Material provided —
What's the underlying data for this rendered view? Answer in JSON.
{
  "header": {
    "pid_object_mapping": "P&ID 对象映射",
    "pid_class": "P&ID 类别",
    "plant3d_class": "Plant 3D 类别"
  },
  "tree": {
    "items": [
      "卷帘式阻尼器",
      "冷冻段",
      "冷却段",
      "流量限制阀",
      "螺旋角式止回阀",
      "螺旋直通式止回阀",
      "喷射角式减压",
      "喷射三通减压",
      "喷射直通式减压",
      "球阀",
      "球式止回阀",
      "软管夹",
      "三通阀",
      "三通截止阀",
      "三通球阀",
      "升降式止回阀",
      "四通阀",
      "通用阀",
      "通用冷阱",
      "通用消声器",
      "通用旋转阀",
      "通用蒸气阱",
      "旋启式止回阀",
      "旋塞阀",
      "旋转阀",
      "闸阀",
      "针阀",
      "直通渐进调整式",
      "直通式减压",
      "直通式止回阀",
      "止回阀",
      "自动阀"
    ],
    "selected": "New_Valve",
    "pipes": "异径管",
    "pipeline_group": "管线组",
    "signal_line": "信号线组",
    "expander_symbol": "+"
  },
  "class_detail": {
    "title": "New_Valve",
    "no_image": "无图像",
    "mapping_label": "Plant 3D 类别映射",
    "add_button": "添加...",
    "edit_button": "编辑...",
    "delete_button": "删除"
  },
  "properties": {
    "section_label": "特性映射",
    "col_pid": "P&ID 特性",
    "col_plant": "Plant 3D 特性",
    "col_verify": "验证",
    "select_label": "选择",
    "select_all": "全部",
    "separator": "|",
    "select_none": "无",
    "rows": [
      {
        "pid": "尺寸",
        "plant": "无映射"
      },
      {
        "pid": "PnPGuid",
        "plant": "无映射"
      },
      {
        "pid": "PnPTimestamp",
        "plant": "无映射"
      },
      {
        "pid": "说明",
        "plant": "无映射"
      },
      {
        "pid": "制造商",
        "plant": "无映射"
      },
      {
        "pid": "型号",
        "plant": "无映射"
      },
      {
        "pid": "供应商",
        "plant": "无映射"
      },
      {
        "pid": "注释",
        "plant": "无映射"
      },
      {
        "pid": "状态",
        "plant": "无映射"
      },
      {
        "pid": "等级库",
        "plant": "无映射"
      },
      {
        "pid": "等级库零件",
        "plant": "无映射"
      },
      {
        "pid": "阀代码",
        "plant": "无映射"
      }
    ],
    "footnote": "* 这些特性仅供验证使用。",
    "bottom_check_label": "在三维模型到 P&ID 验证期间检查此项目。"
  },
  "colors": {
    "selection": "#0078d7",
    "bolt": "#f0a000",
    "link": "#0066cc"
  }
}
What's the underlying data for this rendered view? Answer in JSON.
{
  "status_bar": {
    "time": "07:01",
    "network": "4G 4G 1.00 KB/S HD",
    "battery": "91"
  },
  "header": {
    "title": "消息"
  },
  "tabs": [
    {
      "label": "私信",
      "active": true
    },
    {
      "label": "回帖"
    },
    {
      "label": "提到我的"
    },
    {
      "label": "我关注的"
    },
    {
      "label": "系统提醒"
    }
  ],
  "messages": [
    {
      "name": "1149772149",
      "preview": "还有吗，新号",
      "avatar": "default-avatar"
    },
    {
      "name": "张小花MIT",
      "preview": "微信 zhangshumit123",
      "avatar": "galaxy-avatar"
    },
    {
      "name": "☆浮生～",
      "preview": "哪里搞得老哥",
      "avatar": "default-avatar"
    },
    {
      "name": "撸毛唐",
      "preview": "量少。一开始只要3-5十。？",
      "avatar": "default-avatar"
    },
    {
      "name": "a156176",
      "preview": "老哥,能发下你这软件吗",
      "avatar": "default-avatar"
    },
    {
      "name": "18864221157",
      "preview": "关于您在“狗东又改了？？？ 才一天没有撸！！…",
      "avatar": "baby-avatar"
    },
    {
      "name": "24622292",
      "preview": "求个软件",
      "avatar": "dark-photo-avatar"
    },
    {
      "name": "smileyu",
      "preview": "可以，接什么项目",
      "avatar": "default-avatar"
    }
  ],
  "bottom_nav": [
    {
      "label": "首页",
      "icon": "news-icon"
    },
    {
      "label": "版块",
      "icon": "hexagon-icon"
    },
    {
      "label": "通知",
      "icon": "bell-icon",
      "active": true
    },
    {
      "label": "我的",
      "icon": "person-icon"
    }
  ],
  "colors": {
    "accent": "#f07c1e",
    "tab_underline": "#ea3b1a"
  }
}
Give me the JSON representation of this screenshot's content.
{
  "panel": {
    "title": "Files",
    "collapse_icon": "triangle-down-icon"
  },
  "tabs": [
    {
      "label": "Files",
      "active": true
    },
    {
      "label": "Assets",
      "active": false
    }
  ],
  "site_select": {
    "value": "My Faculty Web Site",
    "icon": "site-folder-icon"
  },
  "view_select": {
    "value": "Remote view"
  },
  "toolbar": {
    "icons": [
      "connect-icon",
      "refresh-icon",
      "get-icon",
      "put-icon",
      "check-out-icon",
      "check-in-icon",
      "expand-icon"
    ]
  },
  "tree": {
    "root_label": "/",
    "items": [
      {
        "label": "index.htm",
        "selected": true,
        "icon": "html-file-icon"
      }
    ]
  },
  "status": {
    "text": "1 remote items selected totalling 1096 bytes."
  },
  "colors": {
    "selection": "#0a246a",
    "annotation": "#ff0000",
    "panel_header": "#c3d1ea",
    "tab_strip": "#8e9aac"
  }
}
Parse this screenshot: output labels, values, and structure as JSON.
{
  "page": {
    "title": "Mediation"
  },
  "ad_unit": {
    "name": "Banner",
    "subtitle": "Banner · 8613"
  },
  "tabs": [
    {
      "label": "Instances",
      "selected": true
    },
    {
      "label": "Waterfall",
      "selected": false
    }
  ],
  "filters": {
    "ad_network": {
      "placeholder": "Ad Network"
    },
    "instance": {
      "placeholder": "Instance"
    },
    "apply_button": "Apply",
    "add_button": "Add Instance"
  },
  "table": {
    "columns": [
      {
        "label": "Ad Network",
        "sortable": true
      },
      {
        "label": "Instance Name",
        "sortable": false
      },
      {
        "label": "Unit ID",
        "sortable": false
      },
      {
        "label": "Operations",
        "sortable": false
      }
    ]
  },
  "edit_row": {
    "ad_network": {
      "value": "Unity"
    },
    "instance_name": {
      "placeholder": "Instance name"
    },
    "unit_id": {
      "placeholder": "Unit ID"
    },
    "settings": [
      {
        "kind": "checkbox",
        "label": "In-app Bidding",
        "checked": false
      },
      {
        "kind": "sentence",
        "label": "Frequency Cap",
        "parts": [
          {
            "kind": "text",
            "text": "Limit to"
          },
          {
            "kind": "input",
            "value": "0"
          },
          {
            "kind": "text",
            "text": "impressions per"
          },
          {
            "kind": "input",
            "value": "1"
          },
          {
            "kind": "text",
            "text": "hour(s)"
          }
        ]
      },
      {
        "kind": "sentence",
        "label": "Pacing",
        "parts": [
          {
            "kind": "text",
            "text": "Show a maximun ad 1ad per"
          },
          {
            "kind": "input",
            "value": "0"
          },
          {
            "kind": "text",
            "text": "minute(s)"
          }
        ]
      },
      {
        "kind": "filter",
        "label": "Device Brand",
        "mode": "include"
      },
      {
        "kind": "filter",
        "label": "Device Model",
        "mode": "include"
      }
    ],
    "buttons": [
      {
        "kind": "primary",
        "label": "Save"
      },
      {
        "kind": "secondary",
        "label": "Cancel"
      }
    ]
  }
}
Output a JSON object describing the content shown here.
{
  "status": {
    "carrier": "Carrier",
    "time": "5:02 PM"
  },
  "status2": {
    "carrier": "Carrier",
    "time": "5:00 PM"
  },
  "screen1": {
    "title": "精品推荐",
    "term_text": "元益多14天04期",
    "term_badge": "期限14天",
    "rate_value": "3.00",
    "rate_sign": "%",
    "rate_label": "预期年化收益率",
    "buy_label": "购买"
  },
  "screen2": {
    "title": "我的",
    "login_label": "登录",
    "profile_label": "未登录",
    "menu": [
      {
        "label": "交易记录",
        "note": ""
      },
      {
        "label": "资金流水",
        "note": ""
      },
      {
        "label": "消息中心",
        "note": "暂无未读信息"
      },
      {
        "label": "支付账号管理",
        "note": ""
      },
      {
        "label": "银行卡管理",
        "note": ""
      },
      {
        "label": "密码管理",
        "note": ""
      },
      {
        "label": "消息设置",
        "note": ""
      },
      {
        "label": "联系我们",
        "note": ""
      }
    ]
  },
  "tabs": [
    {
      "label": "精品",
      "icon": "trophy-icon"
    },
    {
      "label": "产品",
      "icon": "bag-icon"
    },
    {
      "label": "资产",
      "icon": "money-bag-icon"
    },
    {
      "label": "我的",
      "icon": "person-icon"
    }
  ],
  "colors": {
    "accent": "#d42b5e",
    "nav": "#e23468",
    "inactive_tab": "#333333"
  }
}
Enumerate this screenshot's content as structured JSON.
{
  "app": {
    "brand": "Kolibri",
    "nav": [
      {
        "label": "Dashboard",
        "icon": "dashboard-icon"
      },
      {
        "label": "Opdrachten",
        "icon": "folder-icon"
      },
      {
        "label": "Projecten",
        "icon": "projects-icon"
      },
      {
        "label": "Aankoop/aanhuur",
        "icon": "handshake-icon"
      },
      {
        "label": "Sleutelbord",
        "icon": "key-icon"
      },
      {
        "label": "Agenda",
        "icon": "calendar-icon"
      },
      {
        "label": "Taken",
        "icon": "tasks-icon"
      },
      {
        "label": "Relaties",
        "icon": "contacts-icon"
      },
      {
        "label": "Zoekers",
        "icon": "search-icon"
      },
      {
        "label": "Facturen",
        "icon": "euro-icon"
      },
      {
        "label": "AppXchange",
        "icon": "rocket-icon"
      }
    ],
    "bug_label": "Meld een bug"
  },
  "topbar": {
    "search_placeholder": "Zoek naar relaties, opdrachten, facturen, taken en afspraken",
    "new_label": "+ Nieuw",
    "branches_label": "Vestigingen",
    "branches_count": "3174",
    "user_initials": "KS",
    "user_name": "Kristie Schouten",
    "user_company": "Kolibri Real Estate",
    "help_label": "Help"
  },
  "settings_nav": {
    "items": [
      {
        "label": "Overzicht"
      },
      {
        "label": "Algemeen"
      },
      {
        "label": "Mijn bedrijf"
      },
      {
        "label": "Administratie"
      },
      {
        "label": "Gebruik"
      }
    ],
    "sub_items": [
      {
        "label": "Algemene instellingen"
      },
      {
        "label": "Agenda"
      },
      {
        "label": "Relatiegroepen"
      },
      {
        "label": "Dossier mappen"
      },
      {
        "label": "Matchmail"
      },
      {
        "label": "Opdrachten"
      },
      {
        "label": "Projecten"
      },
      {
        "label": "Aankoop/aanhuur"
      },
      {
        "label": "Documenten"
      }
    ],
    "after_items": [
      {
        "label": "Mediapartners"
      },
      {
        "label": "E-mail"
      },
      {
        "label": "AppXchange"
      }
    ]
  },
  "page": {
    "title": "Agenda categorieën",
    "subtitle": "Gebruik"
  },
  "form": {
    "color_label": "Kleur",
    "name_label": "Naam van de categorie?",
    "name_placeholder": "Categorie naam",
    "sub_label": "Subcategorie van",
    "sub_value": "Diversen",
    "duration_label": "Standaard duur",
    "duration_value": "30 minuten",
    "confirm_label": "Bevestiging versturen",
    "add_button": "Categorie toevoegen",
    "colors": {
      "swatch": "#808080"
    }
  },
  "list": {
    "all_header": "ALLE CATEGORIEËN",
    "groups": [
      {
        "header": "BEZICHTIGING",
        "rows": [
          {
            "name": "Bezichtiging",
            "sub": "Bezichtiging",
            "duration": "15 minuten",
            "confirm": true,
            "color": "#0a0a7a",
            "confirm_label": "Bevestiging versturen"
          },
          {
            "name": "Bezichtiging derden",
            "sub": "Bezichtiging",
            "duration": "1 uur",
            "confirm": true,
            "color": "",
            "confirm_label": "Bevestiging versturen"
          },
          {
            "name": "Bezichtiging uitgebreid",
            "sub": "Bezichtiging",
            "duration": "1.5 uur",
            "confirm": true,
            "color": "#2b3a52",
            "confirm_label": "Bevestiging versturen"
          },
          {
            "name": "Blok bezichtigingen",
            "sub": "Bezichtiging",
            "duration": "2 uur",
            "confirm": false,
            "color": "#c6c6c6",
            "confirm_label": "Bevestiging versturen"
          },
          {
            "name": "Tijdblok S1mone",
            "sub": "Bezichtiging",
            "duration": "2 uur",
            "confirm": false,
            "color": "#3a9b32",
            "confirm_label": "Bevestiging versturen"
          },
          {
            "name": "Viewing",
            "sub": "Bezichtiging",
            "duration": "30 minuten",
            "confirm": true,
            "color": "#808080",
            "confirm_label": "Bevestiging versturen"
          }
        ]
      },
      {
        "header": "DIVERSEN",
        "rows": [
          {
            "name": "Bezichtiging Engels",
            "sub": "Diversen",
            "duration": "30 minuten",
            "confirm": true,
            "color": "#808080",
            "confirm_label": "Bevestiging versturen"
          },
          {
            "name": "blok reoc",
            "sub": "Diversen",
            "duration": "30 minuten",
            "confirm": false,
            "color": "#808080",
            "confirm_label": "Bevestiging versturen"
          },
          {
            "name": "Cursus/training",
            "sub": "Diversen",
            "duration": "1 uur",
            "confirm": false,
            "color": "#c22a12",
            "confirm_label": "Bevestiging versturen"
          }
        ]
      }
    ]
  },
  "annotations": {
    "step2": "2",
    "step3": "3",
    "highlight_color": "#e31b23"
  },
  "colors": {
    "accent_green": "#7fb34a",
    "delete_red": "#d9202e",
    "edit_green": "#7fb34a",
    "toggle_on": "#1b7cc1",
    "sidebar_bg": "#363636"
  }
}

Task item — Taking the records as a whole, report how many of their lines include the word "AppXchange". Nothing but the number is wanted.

Solution to the exercise — 2